Minutes into pushing, Matthew was sitting next to me, talking me through and saying how great I was doing. I almost didn’t believe him when he said that I was really close to delivering the baby (apparently, right from the first few pushes, Matthew could see Wesley's head!).

So, the baby would have come out in about 10 minutes...had the doctor been there. I was so eager to push Baby Wesley out, that the nurse had to start telling me NOT to push. Ugh. You just gave me permission to push, and then you tell me to stop? That was even harder to control. Matthew tried to console me and remind me not to push, but my body was still trying to push on its own. I cried a lot at this point because I was having a hard time understanding why I wasn't allowed to push. 

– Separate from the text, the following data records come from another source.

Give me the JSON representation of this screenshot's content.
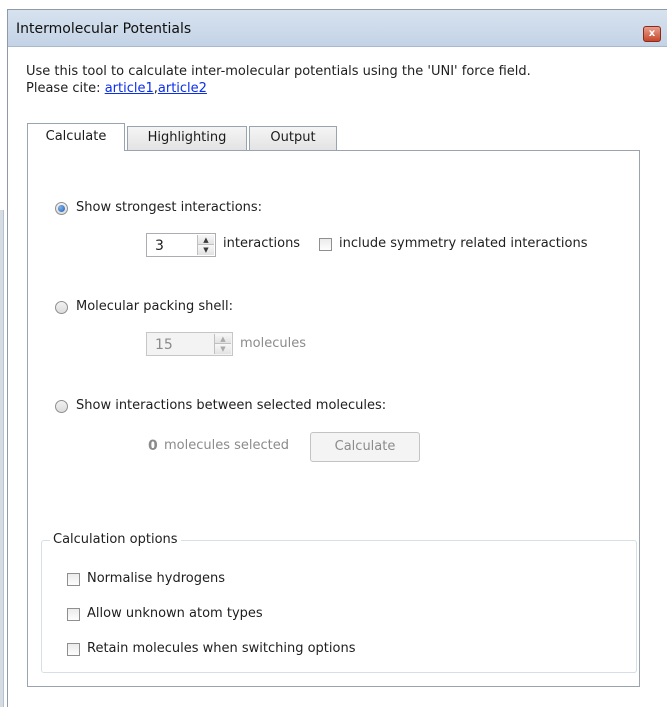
{
  "window": {
    "title": "Intermolecular Potentials",
    "close_glyph": "x"
  },
  "intro": {
    "line1": "Use this tool to calculate inter-molecular potentials using the 'UNI' force field.",
    "cite_prefix": "Please cite: ",
    "link1": "article1",
    "separator": ",",
    "link2": "article2"
  },
  "tabs": [
    {
      "label": "Calculate",
      "active": true
    },
    {
      "label": "Highlighting",
      "active": false
    },
    {
      "label": "Output",
      "active": false
    }
  ],
  "calculate": {
    "strongest": {
      "label": "Show strongest interactions:",
      "selected": true,
      "count": "3",
      "unit": "interactions",
      "symmetry_label": "include symmetry related interactions",
      "symmetry_checked": false
    },
    "packing": {
      "label": "Molecular packing shell:",
      "selected": false,
      "count": "15",
      "unit": "molecules"
    },
    "selected": {
      "label": "Show interactions between selected molecules:",
      "selected": false,
      "count": "0",
      "count_label": "molecules selected",
      "button": "Calculate"
    },
    "options": {
      "title": "Calculation options",
      "items": [
        {
          "label": "Normalise hydrogens",
          "checked": false
        },
        {
          "label": "Allow unknown atom types",
          "checked": false
        },
        {
          "label": "Retain molecules when switching options",
          "checked": false
        }
      ]
    }
  }
}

It wasn’t until I asked the nurse, “Why can’t I push?” that I started to believe just how close this baby was to being born. She replied “If you push, the baby will come out!”. My doctor was still a few minutes away, so I continued to try and breathe through the contractions rather than push. doctor ran through the door (it was probably 10:45 now?) and got settled in to deliver the baby! A few more rounds of good, strong pushes, with my handsome husband as a cheerleader right beside me, and I watched a miracle occur: my Wesley--our Wesley--was pulled into existence. The doctor held him up and surprisingly, my first words were not “There’s my baby” or even “Look what we made!”. Instead, I looked to Matthew, who was standing to my right, and sighed “It’s over” to which he simply smiled. :) 

The feelings inside me were of relief. Of happiness. They cleaned Wesley off a bit and placed him on my chest. I stared at him as he stared back. The doctor stitched me up (I tore a bit) and cleaned up the mess that had been made. All the while, I just watched Baby Wesley with gratitude in my heart that all had gone well. Matthew and I admired our son and breathed a sigh of relief that labor was complete.

The Joys of Parenthood 

At 10:56 pm on August 19, a 9 lb 6 oz baby named Wesley Hase Young made his entry into the world. Since then, he’s been an absolute joy to our family. I love watching Matthew hold him, play piano for him, read him stories. I love cuddling with him, taking naps on the couch with him on my stomach, and bonding with him via breastfeeding. I love his squishy cheeks, his inquisitive eyes, and his little fingers and toes. I love him. 

Besides learning to be a mom now, I’ve already learned a lot about myself and about how miraculous a woman’s body is. Looking back on my birth experience, I’m only slightly disappointed that I didn’t get the natural labor that I had planned originally. But, I found something before being induced that I hope will help others as it has helped me; you never know what will happen with the “birth plan” you’ve created and this has helped me to realize that it doesn’t really matter whether things go as planned, as long as you keep the bigger picture in mind:

“A birth plan that takes many different possibilities into account can help you be prepared, and empowered to make decisions consistent with your personal needs and values should any unexpected events occur during delivery. In the end, remember that the most important part of the delivery process is the little person you’re delivering.

Thanks for reading! Feel free to ask any questions, leave comments, or just enjoy the postpartum pictures below.

In his Daddy's arms

Introducing...Wesley Hase Young

Mom, Dad, and Baby are doing great!